Conversions – Since new construction is more challenging in today’s economy, owners are looking to conversions as an alternative. Generally speaking, it is less expensive to convert a building to self-storage than build a new one. That’s because many of the structual necessities are already in place, such as HVAC systems, lighting, sprinkler/fire systems, etc.

Exterior of Thornwood
Exterior of Thornwood, NY, conversion
Interior of Thornwood
Interior of Thornwood, NY, conversion

From a self-storage perspective, most converted buildings have two major advantages:

. They are usually in fully developed locations with not much
threat of competition.
. Buildings are usually in high-traffic urban locations which means a
denser population, hence more potential customers.

However, since the building was constructed originally for another use, one must be concerned with the following:

. Make sure the building won’t require major renovations. Confirm
that the numbers will work in terms of the cost of expenses
vs. projected income.
. Make sure there will be enough interior height and width to
accommodate roll up doors and hallways.
. If it’s a multi-story building, make sure elevators, stairways and
lifts are in good working order.

All in all, conversions offer the owner the opportunity to save time and money and, at the same time, convert a structure designed to house another business into a successful storage facility.

Single-source manufacturer — Critical to the owner in a weak economy is the single-source manufacturer. They must be capable of  not only handling refurbishing and conversions projects, but also be able to produce and provide every product and service  needed to complete the job.

Then, too, there are certain economies that can be realized by working with one source, rather than several different suppliers. The more people the owner has to deal with, the more expensive and time-consumming the process can become. Consider this: if the owner can get all necessary components from one manufacturer, plus a professional and certified crew to construct and install everything, it is going to be a lot less strain to complete the job. And, if anything goes wrong, the owner has to turn to only one source for answers.

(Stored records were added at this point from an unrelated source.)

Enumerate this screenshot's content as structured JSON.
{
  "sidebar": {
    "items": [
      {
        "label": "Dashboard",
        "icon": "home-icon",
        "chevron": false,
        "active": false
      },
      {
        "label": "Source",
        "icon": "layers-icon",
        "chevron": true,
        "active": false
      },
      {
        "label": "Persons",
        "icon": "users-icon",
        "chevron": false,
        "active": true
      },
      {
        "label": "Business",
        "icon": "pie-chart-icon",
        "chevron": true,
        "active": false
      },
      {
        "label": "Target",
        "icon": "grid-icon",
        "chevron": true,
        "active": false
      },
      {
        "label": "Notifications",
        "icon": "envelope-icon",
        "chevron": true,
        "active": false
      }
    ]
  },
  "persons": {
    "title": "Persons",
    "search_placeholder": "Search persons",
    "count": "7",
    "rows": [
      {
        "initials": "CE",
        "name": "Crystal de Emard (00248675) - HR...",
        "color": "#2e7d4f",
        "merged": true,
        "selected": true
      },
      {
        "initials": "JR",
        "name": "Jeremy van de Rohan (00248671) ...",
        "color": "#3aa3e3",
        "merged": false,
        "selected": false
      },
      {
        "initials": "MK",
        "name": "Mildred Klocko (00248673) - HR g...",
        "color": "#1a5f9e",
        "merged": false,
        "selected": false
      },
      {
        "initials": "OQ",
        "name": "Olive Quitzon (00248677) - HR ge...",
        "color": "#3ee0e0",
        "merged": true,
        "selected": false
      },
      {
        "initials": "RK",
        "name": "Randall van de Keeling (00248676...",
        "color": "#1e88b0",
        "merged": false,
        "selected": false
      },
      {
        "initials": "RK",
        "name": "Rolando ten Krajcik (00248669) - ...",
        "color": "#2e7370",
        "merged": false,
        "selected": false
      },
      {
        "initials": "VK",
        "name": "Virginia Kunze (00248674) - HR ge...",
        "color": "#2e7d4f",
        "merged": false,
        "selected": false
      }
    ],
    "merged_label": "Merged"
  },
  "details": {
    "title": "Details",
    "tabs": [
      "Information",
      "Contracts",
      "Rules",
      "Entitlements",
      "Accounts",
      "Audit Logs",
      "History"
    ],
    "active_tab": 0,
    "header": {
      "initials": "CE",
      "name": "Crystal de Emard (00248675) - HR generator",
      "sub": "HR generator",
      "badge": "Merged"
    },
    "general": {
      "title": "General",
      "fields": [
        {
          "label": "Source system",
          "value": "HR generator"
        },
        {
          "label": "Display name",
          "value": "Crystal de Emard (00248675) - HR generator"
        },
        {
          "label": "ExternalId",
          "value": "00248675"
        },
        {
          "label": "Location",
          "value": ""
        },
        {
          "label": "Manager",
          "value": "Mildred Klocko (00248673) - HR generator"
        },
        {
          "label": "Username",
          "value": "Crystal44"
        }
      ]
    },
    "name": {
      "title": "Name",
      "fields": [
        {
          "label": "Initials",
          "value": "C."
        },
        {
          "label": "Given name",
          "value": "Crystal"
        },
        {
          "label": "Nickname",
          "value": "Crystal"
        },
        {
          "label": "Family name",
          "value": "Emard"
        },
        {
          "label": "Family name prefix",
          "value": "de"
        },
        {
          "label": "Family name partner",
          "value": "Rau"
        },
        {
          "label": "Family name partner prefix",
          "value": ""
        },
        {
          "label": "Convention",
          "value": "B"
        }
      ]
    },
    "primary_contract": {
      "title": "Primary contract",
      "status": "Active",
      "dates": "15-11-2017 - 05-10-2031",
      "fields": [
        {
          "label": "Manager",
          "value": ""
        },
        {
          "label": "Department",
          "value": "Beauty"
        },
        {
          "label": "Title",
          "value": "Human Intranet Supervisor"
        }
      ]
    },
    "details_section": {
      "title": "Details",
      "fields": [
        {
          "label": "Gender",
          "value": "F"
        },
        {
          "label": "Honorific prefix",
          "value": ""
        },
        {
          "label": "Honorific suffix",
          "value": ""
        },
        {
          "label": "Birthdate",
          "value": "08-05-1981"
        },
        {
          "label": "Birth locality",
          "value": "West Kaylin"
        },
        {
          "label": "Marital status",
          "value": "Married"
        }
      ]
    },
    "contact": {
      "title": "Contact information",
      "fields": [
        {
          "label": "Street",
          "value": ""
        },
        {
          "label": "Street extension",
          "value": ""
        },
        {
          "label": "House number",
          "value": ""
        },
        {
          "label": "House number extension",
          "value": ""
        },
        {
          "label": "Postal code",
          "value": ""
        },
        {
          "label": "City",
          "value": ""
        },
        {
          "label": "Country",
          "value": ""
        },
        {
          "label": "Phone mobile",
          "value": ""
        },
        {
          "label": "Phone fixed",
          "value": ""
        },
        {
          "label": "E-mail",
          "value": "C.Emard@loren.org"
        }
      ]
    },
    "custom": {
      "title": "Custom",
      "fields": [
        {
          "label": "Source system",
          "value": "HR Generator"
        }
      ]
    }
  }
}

The current economic situation will eventually get back to normal. It always does. But in the meantime, owners and investors need to do what they can to move ahead and continue to keep their self-storage businesses profitable — even in tough times.

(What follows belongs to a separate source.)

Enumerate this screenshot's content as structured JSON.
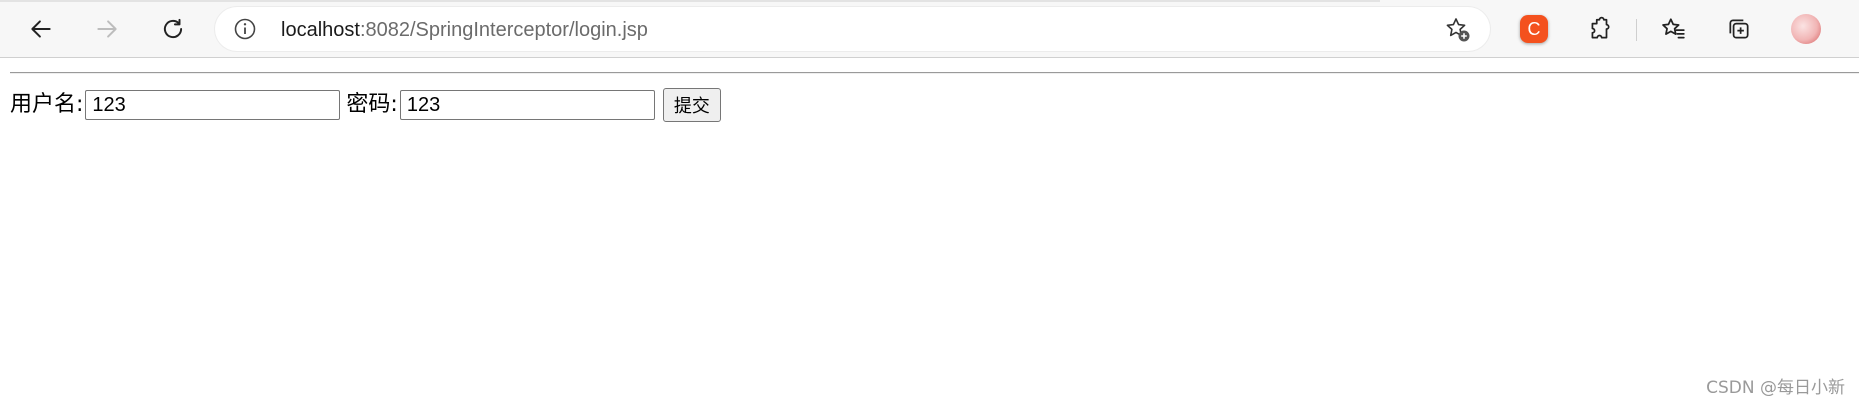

Terry Campbell is Vice President of Sales & Marketing for BETCO, the leading single-source manufacturer of metal self-storage buildings.